The key was the second wave on the attack for which Canada had no answer. In short tourneys, defensive cohesion is the hardest thing to achieve. So, the more chaos you create with depth in the attack, the more you confuse a group of guys not used to playing with each other in a system they are adapting to as they go along. Phil Housley jokes that he'll never show his defensemen video of him playing as an instructional tool, his backliners have played much like he did. Seth Jones might be the best backchecking defenseman in the tourney.
What went right: The Americans acting like they have been there before has been evident. They have been as composed as any U.S. team I have seen at this tourney. They have carried themselves with an air of inner arrogance that you need to win.
As I alluded to before, scoring first in a big game is always huge. When that happens, especially at the younger levels, it increases the stress level of your opponent. The relentless pressure on the puck-carrier forced Canada into an uncomfortable style of play. Canada has been good fundamentally in four games, but in this one the puck-carrier needed a cell phone to make verbal contact with the nearest passing option. Canada played too wide and too long. The Americans were really good on the forecheck, and their third forward on the weak side did a nice job eliminating Canada from playing east-west and using the width of the rink.
The game looks like a lopsided one and it was, but don't underestimate Gibson in goal.
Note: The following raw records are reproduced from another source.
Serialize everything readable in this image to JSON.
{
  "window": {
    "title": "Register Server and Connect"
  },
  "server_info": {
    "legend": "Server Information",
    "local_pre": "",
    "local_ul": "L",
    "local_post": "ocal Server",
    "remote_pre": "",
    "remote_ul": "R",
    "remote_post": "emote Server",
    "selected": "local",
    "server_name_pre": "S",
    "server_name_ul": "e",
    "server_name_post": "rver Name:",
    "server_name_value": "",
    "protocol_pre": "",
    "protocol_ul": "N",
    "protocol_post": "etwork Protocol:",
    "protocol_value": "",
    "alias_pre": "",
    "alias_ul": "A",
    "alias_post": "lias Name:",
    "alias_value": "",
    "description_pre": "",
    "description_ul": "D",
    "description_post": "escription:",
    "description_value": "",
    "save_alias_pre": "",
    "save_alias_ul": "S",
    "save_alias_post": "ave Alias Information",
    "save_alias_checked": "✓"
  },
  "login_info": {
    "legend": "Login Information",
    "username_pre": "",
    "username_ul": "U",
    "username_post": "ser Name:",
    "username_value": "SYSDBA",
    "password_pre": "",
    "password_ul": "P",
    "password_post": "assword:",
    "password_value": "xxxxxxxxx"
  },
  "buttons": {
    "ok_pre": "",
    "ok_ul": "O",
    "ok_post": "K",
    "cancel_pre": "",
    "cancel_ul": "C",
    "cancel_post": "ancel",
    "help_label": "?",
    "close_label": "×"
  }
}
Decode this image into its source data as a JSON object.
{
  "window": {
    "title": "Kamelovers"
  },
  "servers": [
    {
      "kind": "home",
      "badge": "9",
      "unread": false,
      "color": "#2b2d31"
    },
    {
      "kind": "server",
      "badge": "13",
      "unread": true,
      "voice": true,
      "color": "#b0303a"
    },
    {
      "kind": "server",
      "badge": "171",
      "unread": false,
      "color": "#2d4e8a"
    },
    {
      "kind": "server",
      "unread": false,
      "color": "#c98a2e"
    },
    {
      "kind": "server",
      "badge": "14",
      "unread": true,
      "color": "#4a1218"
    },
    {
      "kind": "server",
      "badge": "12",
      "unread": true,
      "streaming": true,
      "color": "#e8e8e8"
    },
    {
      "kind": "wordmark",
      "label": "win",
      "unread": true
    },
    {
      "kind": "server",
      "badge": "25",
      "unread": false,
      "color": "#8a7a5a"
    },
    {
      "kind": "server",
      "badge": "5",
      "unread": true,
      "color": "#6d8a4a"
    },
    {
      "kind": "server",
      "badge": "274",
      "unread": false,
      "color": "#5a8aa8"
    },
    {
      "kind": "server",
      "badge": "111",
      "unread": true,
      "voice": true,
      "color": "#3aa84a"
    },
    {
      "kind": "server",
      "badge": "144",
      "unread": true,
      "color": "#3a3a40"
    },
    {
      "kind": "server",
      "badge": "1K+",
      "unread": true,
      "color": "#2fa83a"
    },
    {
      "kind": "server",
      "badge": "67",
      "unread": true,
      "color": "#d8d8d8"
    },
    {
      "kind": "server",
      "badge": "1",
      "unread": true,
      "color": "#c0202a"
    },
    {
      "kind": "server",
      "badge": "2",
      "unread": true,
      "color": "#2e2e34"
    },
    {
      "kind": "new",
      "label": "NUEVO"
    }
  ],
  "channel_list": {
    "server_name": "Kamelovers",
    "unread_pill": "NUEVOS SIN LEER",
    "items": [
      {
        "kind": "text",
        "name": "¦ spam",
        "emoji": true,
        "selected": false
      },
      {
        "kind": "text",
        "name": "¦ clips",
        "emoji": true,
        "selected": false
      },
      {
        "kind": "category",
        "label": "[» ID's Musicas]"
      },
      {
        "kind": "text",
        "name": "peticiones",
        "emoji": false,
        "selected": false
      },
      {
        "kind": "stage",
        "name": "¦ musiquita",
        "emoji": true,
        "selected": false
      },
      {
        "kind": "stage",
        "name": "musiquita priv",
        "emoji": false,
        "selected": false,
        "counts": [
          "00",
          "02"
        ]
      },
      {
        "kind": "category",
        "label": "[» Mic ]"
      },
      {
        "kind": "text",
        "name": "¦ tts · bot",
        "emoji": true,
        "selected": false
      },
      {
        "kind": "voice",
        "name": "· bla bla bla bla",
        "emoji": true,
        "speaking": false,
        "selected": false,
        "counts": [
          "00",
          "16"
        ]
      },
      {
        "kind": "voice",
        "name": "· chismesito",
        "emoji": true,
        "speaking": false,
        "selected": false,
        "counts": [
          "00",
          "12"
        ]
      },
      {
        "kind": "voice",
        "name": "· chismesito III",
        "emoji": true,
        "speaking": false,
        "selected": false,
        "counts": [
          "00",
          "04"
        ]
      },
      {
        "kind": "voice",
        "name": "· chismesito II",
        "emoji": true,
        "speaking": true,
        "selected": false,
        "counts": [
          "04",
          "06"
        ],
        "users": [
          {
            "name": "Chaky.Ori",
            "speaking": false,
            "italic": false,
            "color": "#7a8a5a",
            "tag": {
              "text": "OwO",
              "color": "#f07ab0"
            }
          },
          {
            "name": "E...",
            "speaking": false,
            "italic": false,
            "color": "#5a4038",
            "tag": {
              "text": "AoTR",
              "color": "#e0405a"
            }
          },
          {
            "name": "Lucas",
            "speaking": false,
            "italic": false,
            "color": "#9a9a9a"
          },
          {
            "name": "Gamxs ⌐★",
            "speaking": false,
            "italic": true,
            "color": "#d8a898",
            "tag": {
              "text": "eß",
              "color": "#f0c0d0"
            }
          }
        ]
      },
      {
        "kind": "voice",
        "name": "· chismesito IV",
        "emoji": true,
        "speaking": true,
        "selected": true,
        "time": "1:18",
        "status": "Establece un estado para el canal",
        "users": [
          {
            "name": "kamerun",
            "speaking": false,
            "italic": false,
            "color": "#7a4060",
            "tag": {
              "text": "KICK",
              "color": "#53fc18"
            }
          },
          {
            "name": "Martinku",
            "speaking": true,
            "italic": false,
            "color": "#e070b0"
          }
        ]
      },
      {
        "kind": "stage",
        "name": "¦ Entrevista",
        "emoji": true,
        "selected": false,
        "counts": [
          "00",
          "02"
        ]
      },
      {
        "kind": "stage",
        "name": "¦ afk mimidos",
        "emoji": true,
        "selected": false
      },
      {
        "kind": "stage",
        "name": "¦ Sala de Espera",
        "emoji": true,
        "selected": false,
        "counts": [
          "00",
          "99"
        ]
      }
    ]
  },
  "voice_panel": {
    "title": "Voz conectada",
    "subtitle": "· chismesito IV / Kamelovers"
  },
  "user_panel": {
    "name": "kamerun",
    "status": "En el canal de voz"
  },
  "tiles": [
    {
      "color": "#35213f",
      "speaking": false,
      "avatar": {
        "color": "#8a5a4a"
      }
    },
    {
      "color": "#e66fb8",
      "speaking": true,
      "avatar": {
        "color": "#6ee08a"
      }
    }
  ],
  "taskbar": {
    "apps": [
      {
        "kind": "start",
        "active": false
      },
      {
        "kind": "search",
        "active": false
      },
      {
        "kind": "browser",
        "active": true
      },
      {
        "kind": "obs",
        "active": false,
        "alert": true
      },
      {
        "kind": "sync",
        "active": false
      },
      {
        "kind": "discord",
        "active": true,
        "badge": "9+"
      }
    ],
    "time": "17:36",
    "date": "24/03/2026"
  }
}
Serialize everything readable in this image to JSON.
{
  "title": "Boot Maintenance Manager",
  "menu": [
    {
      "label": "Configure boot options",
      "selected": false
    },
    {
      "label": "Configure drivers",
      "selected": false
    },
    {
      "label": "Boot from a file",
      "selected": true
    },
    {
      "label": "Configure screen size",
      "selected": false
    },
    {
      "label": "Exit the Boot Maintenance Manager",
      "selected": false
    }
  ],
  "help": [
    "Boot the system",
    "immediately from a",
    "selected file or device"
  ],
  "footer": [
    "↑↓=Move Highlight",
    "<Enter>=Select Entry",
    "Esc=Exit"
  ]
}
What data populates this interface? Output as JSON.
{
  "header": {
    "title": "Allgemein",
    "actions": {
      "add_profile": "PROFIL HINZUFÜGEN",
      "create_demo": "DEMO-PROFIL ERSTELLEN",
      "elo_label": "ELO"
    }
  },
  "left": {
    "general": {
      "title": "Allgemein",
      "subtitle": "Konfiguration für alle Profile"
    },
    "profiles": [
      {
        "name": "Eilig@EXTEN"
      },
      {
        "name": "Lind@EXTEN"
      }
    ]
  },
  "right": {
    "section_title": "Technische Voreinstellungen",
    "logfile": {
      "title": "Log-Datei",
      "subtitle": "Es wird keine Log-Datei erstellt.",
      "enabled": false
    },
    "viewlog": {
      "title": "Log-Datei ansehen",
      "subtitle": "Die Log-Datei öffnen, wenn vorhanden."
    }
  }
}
He made big saves at momentum-changing times of the game (shorthanded, after goals, late in periods, and when Canada was carrying play) and that contributed to the Americans playing with the jam they did.
But the biggest factor, to me, was the American defense in both ends. It has been the backbone of the team in many ways.
What went wrong: Not much. You will give up some Grade-A chances in any game you play, and the Americans allowed a few Thursday. They did show some soft spots in the defensive zone and, at times, were caught looking at the puck as opposed to what was going on away from it. However, you would have to nitpick to really find a lot wrong on this day.
Star of the game: You could go many ways here, but when your captain scores the first two goals of a semifinal game, you couldn't be in better shape physically or, more importantly, emotionally. That was Mark Messier-type stuff out there. Jake McCabe gets the big star.
Sleeper of the game:Connor Murphy. Solid in his own end, great stick, eliminated offense before it happened. Bench management by Phil Housley, who had his team prepared, rolled his lines and stayed with the game plan of keeping his guys disciplined and focused, can't be overlooked. He turned an emotional game into a routine one, and that is no easy task at the WJC. I've seen the other side of that many times in this event.
What's next: The gold-medal game for the Americans against Sweden. We'll preview that Friday.
Looking ahead: Asked assistant coach Mark Osiecki about Friday. "Day off," he said, joking. The Americans need it. They have played six games in eight nights, which is a pro schedule. With eight major-junior guys in the lineup who are somewhat used to this type of schedule, it might give those players a chance to lead by example in how to turn your body around that quickly. The key for the rest of Thursday and throughout Friday is handling the players and keeping them on an even emotional keel. Dean Blais did a masterful job of this in 2010 and he had Osiecki at his side in that one, so there is some experience there.